Virginia Bicycle Data: Automobile and Bicycle Crash Safety Analysis and Virginia Attitudinal Safety Survey
Robartes, Erin, Civil Engineering - School of Engineering and Applied Science, University of Virginia
Chen, Donna, Department of Civil Engineering, University of Virginia
The first portion of this thesis examines bicyclist, automobile driver, vehicle, environmental, and roadway characteristics that influence cyclist injury severity in order to determine which factors should be addressed to mitigate the worst bicyclist injuries. An ordered probit model is used to examine single bicycle-single vehicle crashes from Virginia police crash report data from 2010 to 2014. Five injury severity levels are considered: fatalities, severe injuries, minor or possible injuries, no apparent injuries, and no injury. The results of this study most notably found automobile driver intoxication to increase the probability of a cyclist fatality six-fold and double the risk of a severe injury, while bicyclist intoxication increases the probability of a fatality by 36.7% and doubles the probability of severe injury. Additionally, bicycle and automobile speeds, obscured automobile driver vision, specific vehicle body types (SUV, truck, and van), vertical roadway grades and horizontal curves elevate the probability of more severe bicyclist injuries. Model results encourage consideration of methods to reduce the impact of biking and driving while intoxicated such as analysis of bicycling under the influence laws, education of drunk driving impacts on bicyclists, and separation of vehicles and bicycles on the road. Additionally, the results encourage consideration of methods to improve visibility of bicyclists and expectation of their presence on the road.
After the conclusion of the Virginia police crash data analysis, an analysis of nationwide bicycling under the influence laws and bicycle crashes was undertaken. Ultimately the nationwide data on bicycle fatality crashes from the fatality analysis reporting system proved to be insufficient to answer the questions posed, whether bicycling under the influence laws improve safety. As another outcome of the Virginia police crash data analysis a survey deployment project was completed, described in part two of this thesis. The purpose of this survey in part is to capture elements of bicycle data that were found to be lacking in the police crash reports. The survey development and analysis enhances the quality and quantity of available bicycle data in Virginia through the design and distribution of a survey throughout the state. The survey is particularly intended to capture bicyclist attitudes and perceptions of safety as well as bicycle crash data, as bicycle crashes are heavily under reported in police reported crash databases. The data is then analyzed using various statistical modeling techniques. The results of this survey most notably show very high levels of underreporting of bicycle crashes, only 12% of the crashes recorded in this survey were reported by the police. Additionally, the results of this work show that lack of knowledge concerning bicycle laws was associated with lower levels of confidence towards biking.

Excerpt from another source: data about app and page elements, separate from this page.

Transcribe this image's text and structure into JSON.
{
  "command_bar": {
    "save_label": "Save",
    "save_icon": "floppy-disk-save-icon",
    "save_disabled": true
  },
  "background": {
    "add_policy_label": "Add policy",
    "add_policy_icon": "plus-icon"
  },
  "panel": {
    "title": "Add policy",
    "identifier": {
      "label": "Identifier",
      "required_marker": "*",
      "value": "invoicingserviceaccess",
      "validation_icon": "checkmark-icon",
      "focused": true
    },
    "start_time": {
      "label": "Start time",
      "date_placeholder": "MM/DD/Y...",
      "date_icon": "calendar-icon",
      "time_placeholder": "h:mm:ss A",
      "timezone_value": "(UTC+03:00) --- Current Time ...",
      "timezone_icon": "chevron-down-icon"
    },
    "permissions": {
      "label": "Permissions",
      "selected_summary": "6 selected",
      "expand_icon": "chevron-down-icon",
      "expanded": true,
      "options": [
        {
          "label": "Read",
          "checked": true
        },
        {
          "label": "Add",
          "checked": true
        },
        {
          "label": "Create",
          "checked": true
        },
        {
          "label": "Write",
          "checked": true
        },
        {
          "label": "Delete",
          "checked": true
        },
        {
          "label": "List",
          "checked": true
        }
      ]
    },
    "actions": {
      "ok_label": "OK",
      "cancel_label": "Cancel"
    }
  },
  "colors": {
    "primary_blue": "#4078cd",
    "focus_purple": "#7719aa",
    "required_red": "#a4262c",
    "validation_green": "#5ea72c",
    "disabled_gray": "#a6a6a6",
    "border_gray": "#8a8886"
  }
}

Education could have an impact not only towards helping people be safer bicyclists on the road, but to bring more people on the road to start with. Additionally, it was found that when bicyclists act appropriately at traffic signals, by stopping they are less likely to be involved in car crashes. This could also be influenced by better education on how bicyclists are required to act on the road.
MS (Master of Science)
Bicycles, Safety, Crash Analysis, Survey, Virginia